In 2012, Lester Brown, president of the Earth Policy Institute, authored “Full Planet, Empty Plates.” He wrote, “Not only are there no substitutes for water, but the world needs vast amounts of it to produce food.” He went on to state that adults drink four liters of water a day but it takes 2,000 liters of water, 500 times as much as we drink, to produce the food we consume each day.
The impact of climate change to national security is clear. When a country loses the ability to govern due to a shortage of basic life needs — food and drink — citizens are likely to rebel, or other factions will step in and try to take control. These actions are destabilizing to countries and a threat to our national security when U.S. interests or investments are high. As intelligence analysts, the question we need to be asking is, how can national security be more proactive in dealing with these challenges? I recommend a multistep approach.
One of the primary steps is to have access to multidisciplinary data, including physical and social science data. Second, the data needs to be integrated and assimilated on a time scale that supports a rapid response. Third, a paradigm shift must occur for policy and decision makers so they are equipped to make the proper notifications for an event that is anticipated, rather than reacting to one that has already occurred.

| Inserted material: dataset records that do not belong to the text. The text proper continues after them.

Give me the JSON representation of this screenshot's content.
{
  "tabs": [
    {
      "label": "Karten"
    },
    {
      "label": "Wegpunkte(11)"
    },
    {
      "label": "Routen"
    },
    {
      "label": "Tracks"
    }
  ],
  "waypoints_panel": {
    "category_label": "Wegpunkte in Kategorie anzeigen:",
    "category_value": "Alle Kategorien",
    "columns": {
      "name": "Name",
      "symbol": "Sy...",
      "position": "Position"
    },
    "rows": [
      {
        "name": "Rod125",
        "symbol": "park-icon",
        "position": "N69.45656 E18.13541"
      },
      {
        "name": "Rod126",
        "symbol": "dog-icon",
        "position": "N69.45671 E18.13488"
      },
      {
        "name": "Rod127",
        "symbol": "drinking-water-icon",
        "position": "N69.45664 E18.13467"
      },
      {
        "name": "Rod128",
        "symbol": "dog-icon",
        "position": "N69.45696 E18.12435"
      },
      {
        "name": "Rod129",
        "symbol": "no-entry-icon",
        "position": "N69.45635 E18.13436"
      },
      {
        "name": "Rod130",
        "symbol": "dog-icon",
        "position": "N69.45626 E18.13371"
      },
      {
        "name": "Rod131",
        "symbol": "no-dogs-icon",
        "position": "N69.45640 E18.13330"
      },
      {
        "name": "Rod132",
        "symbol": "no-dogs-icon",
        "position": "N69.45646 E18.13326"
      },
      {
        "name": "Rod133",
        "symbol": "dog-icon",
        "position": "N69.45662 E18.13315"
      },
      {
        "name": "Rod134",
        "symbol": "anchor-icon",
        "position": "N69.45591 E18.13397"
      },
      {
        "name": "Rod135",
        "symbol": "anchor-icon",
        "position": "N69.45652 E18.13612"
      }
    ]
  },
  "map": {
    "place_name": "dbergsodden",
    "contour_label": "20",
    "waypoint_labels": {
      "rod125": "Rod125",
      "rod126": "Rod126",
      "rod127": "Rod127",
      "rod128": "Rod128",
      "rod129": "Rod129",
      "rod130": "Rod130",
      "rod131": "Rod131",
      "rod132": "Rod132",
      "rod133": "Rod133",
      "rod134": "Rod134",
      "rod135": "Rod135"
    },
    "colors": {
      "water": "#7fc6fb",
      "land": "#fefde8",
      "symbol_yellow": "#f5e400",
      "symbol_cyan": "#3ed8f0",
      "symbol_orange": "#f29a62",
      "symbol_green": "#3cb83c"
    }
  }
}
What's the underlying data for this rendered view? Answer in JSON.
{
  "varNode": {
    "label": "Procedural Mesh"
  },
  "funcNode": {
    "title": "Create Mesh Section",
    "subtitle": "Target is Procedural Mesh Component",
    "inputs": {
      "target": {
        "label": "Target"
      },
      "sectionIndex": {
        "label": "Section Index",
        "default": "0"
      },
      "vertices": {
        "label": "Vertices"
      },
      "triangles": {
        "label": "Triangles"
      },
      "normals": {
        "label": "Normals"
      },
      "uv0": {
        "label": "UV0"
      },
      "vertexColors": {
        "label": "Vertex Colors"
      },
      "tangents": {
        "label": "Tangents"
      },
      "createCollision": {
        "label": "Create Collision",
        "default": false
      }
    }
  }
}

Finally, the intelligence analyst needs to embrace the new tradecraft, one in which multiple analysts from different disciplines prepare coordinated, anticipatory analyses for decision makers. Efforts to increase our knowledge by incorporating social science data, often referred to as human geography, with physical science data will produce more in-depth GEOINT analytic results.
These steps are vital before national security can be more proactive.
At NGA, research into anticipatory outcomes has begun in order to assist decision and policymakers to understand “what’s next.”
The nexus approach to looking at many complex systems to understand how they are interdependent had its debut in 2011 at the Bonn Nexus International Conference, “The Water Energy and Food Security Nexus — Solutions for the Green Economy.” Applying a systems-thinking approach to understanding the spatial and temporal linkages and interdependencies of complex systems, such as water, food and energy, is a challenging new opportunity for the GEOINT analytic tradecraft.
“These complex systems have spatial extent and exhibit ‘patterns of life’ over time, which can be modeled, visualized and exploited,” said Edward Cope, director of Basic and Applied Research at NGA. “By leveraging big data, pervasive compute power, transdisciplinary science expertise and systems thinking, GEOINT analysts will be able to expose nonlinear relationships between systems, and provide anticipatory insights to nonobvious system behaviors, resulting from second and third order network affects.”
A successful result from the integration of physical and social science data would be the ability to project multiple outcomes or futures from that assimilated information.
In order to make this shift, our GEOINT education programs and existing analytic tradecraft will have to evolve. This will bring the integrative power of spatial temporal reasoning in the context of dynamic systems thinking, delivering anticipatory analysis.
The significant consequence of this type of analysis to the policy and decision makers is a proactive stance when facing the national security problems posed by a rapidly changing global climate.
Chris Crosiar holds a Ph.D. in Atmospheric Science from the University of Missouri-Columbia. She currently is a research and development scientist in the Office of Basic and Applied Research at the National Geospatial-Intelligence Agency.